Source records:
—————
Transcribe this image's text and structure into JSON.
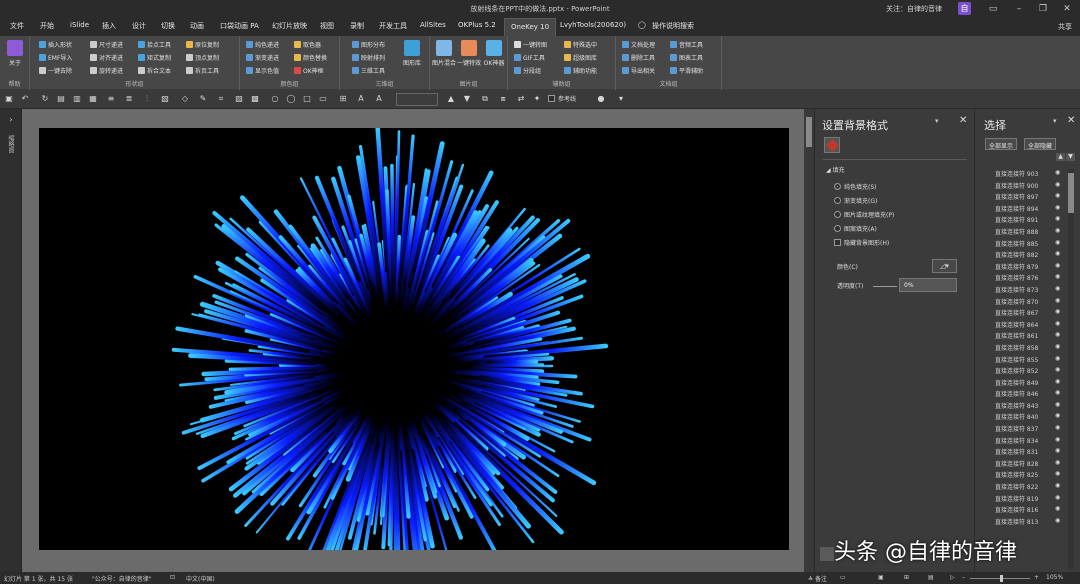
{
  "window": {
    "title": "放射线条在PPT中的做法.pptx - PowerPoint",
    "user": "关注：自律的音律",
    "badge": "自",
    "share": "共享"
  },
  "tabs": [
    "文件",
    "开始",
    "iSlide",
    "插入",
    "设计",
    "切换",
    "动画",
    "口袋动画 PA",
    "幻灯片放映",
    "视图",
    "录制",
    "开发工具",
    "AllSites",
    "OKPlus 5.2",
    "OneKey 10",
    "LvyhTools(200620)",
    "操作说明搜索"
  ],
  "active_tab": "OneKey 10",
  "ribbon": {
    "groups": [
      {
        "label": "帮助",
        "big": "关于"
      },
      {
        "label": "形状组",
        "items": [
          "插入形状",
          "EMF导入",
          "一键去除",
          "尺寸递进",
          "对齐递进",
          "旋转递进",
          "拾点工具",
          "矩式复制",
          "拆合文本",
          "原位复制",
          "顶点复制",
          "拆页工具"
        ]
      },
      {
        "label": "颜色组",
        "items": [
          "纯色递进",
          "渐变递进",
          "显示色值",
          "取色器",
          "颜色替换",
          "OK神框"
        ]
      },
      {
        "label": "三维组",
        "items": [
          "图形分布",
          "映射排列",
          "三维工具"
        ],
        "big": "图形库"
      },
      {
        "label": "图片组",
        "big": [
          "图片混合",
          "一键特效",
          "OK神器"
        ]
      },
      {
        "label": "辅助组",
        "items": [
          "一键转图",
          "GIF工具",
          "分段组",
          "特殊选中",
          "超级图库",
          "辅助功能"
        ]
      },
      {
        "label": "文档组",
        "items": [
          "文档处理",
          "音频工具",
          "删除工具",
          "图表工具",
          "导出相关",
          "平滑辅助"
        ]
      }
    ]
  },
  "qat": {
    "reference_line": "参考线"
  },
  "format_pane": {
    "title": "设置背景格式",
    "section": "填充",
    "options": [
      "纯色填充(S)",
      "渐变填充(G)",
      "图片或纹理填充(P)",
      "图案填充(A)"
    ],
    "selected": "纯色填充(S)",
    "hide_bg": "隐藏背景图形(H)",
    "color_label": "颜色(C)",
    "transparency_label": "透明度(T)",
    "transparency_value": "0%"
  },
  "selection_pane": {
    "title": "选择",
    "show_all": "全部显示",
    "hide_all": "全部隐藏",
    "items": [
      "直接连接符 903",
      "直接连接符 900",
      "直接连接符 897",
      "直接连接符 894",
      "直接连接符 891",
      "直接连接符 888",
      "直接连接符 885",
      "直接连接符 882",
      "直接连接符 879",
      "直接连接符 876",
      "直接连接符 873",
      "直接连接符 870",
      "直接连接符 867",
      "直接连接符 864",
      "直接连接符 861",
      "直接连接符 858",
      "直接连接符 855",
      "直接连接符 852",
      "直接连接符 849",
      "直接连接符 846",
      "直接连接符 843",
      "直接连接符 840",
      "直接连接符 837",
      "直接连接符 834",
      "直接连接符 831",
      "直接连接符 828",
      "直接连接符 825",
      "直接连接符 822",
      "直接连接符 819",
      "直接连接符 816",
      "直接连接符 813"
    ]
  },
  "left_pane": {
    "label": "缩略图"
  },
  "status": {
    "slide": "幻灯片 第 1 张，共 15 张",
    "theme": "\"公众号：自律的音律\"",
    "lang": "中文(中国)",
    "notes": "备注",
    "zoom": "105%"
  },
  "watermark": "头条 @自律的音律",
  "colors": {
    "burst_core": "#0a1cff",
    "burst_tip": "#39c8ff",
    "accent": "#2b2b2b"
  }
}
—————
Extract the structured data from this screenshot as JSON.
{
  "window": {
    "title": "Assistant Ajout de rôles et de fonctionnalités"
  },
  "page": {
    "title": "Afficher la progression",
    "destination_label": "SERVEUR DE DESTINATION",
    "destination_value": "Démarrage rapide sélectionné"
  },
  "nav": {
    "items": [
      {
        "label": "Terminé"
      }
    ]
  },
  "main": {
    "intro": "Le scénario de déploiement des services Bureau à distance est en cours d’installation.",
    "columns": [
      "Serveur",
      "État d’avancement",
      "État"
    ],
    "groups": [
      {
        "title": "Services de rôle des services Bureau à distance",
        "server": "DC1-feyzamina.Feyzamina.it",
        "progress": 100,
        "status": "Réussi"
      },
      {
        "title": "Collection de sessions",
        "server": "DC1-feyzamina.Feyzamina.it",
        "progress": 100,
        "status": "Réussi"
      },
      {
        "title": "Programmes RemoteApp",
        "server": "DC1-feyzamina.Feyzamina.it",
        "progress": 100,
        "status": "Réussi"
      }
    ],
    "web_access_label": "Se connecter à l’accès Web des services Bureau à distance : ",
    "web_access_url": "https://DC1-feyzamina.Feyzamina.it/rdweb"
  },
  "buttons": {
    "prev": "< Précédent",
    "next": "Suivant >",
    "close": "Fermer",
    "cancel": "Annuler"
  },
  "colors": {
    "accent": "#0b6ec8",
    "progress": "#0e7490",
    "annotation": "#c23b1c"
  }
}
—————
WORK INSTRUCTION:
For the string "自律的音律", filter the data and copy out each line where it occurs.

THE COMPLETED TASK:
    "user": "关注：自律的音律",
    "theme": "\"公众号：自律的音律\"",
  "watermark": "头条 @自律的音律",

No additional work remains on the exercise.